EXERCISE INSTRUCTIONS
Return every line of the data below word for word, including the punctuation.

Stored records
◆ ◆ ◆ ◆ ◆ ◆ ◆

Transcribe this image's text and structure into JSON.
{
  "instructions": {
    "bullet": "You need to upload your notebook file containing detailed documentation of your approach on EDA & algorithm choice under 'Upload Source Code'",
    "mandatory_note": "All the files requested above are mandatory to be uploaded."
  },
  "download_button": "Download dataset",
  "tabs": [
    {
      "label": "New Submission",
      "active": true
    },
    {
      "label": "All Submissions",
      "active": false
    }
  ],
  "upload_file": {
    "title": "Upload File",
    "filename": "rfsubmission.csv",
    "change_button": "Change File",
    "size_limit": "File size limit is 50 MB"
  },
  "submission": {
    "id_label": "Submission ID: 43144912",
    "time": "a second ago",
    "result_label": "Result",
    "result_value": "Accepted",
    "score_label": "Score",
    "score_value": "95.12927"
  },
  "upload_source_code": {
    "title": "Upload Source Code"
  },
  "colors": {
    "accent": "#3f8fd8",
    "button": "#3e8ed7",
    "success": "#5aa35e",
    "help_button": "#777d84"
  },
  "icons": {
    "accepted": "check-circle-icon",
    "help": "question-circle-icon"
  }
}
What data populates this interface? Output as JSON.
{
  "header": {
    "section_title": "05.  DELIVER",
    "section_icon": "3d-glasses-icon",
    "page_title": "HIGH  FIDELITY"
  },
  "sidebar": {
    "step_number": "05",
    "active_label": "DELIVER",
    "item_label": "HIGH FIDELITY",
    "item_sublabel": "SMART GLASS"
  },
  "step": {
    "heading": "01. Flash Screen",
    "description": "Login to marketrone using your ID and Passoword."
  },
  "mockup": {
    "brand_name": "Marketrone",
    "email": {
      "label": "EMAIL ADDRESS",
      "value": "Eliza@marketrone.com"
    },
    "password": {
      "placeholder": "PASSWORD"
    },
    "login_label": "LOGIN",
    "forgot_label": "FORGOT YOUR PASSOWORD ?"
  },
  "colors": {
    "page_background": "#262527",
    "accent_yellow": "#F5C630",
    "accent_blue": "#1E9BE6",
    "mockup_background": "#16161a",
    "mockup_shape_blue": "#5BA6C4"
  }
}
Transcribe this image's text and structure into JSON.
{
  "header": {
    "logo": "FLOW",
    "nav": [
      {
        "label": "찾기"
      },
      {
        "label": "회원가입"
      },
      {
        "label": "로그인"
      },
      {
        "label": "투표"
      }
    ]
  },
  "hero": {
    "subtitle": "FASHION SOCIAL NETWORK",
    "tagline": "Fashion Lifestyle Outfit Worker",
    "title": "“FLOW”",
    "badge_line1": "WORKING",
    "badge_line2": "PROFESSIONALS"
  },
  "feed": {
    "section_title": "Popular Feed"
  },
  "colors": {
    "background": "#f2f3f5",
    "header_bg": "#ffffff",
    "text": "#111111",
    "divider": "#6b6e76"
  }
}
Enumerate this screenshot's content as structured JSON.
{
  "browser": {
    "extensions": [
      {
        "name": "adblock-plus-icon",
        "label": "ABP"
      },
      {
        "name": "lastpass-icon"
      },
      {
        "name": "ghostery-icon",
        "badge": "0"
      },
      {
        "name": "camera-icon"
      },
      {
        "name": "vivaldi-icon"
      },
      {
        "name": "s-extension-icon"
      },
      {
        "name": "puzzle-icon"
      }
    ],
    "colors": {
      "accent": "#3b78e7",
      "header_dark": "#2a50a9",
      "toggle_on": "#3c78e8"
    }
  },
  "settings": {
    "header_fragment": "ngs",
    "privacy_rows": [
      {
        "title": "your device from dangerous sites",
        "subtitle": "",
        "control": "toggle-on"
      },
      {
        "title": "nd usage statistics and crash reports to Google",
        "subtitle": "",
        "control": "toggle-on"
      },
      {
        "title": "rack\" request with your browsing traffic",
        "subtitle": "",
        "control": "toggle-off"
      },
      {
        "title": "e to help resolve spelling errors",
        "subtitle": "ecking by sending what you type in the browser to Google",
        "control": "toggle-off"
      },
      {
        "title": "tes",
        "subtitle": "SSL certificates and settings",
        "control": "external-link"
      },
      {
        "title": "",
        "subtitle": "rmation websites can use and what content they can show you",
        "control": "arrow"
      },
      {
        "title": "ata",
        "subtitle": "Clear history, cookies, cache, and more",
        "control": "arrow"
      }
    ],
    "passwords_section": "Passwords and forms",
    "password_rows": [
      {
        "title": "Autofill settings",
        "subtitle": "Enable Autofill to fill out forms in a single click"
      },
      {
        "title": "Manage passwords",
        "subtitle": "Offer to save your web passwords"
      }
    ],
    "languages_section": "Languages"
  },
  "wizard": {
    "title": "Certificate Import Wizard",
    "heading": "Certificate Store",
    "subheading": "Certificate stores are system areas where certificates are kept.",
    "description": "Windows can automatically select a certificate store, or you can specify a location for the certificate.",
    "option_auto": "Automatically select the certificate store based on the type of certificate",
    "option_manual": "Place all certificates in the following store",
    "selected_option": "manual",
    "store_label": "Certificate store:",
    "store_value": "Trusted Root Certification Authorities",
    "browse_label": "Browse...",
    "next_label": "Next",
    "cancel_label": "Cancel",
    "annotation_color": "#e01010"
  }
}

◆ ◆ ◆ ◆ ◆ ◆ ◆

EXERCISE RESPONSE
Transcribe this image's text and structure into JSON.
{
  "instructions": {
    "bullet": "You need to upload your notebook file containing detailed documentation of your approach on EDA & algorithm choice under 'Upload Source Code'",
    "mandatory_note": "All the files requested above are mandatory to be uploaded."
  },
  "download_button": "Download dataset",
  "tabs": [
    {
      "label": "New Submission",
      "active": true
    },
    {
      "label": "All Submissions",
      "active": false
    }
  ],
  "upload_file": {
    "title": "Upload File",
    "filename": "rfsubmission.csv",
    "change_button": "Change File",
    "size_limit": "File size limit is 50 MB"
  },
  "submission": {
    "id_label": "Submission ID: 43144912",
    "time": "a second ago",
    "result_label": "Result",
    "result_value": "Accepted",
    "score_label": "Score",
    "score_value": "95.12927"
  },
  "upload_source_code": {
    "title": "Upload Source Code"
  },
  "colors": {
    "accent": "#3f8fd8",
    "button": "#3e8ed7",
    "success": "#5aa35e",
    "help_button": "#777d84"
  },
  "icons": {
    "accepted": "check-circle-icon",
    "help": "question-circle-icon"
  }
}
What data populates this interface? Output as JSON.
{
  "header": {
    "section_title": "05.  DELIVER",
    "section_icon": "3d-glasses-icon",
    "page_title": "HIGH  FIDELITY"
  },
  "sidebar": {
    "step_number": "05",
    "active_label": "DELIVER",
    "item_label": "HIGH FIDELITY",
    "item_sublabel": "SMART GLASS"
  },
  "step": {
    "heading": "01. Flash Screen",
    "description": "Login to marketrone using your ID and Passoword."
  },
  "mockup": {
    "brand_name": "Marketrone",
    "email": {
      "label": "EMAIL ADDRESS",
      "value": "Eliza@marketrone.com"
    },
    "password": {
      "placeholder": "PASSWORD"
    },
    "login_label": "LOGIN",
    "forgot_label": "FORGOT YOUR PASSOWORD ?"
  },
  "colors": {
    "page_background": "#262527",
    "accent_yellow": "#F5C630",
    "accent_blue": "#1E9BE6",
    "mockup_background": "#16161a",
    "mockup_shape_blue": "#5BA6C4"
  }
}
Transcribe this image's text and structure into JSON.
{
  "header": {
    "logo": "FLOW",
    "nav": [
      {
        "label": "찾기"
      },
      {
        "label": "회원가입"
      },
      {
        "label": "로그인"
      },
      {
        "label": "투표"
      }
    ]
  },
  "hero": {
    "subtitle": "FASHION SOCIAL NETWORK",
    "tagline": "Fashion Lifestyle Outfit Worker",
    "title": "“FLOW”",
    "badge_line1": "WORKING",
    "badge_line2": "PROFESSIONALS"
  },
  "feed": {
    "section_title": "Popular Feed"
  },
  "colors": {
    "background": "#f2f3f5",
    "header_bg": "#ffffff",
    "text": "#111111",
    "divider": "#6b6e76"
  }
}
Enumerate this screenshot's content as structured JSON.
{
  "browser": {
    "extensions": [
      {
        "name": "adblock-plus-icon",
        "label": "ABP"
      },
      {
        "name": "lastpass-icon"
      },
      {
        "name": "ghostery-icon",
        "badge": "0"
      },
      {
        "name": "camera-icon"
      },
      {
        "name": "vivaldi-icon"
      },
      {
        "name": "s-extension-icon"
      },
      {
        "name": "puzzle-icon"
      }
    ],
    "colors": {
      "accent": "#3b78e7",
      "header_dark": "#2a50a9",
      "toggle_on": "#3c78e8"
    }
  },
  "settings": {
    "header_fragment": "ngs",
    "privacy_rows": [
      {
        "title": "your device from dangerous sites",
        "subtitle": "",
        "control": "toggle-on"
      },
      {
        "title": "nd usage statistics and crash reports to Google",
        "subtitle": "",
        "control": "toggle-on"
      },
      {
        "title": "rack\" request with your browsing traffic",
        "subtitle": "",
        "control": "toggle-off"
      },
      {
        "title": "e to help resolve spelling errors",
        "subtitle": "ecking by sending what you type in the browser to Google",
        "control": "toggle-off"
      },
      {
        "title": "tes",
        "subtitle": "SSL certificates and settings",
        "control": "external-link"
      },
      {
        "title": "",
        "subtitle": "rmation websites can use and what content they can show you",
        "control": "arrow"
      },
      {
        "title": "ata",
        "subtitle": "Clear history, cookies, cache, and more",
        "control": "arrow"
      }
    ],
    "passwords_section": "Passwords and forms",
    "password_rows": [
      {
        "title": "Autofill settings",
        "subtitle": "Enable Autofill to fill out forms in a single click"
      },
      {
        "title": "Manage passwords",
        "subtitle": "Offer to save your web passwords"
      }
    ],
    "languages_section": "Languages"
  },
  "wizard": {
    "title": "Certificate Import Wizard",
    "heading": "Certificate Store",
    "subheading": "Certificate stores are system areas where certificates are kept.",
    "description": "Windows can automatically select a certificate store, or you can specify a location for the certificate.",
    "option_auto": "Automatically select the certificate store based on the type of certificate",
    "option_manual": "Place all certificates in the following store",
    "selected_option": "manual",
    "store_label": "Certificate store:",
    "store_value": "Trusted Root Certification Authorities",
    "browse_label": "Browse...",
    "next_label": "Next",
    "cancel_label": "Cancel",
    "annotation_color": "#e01010"
  }
}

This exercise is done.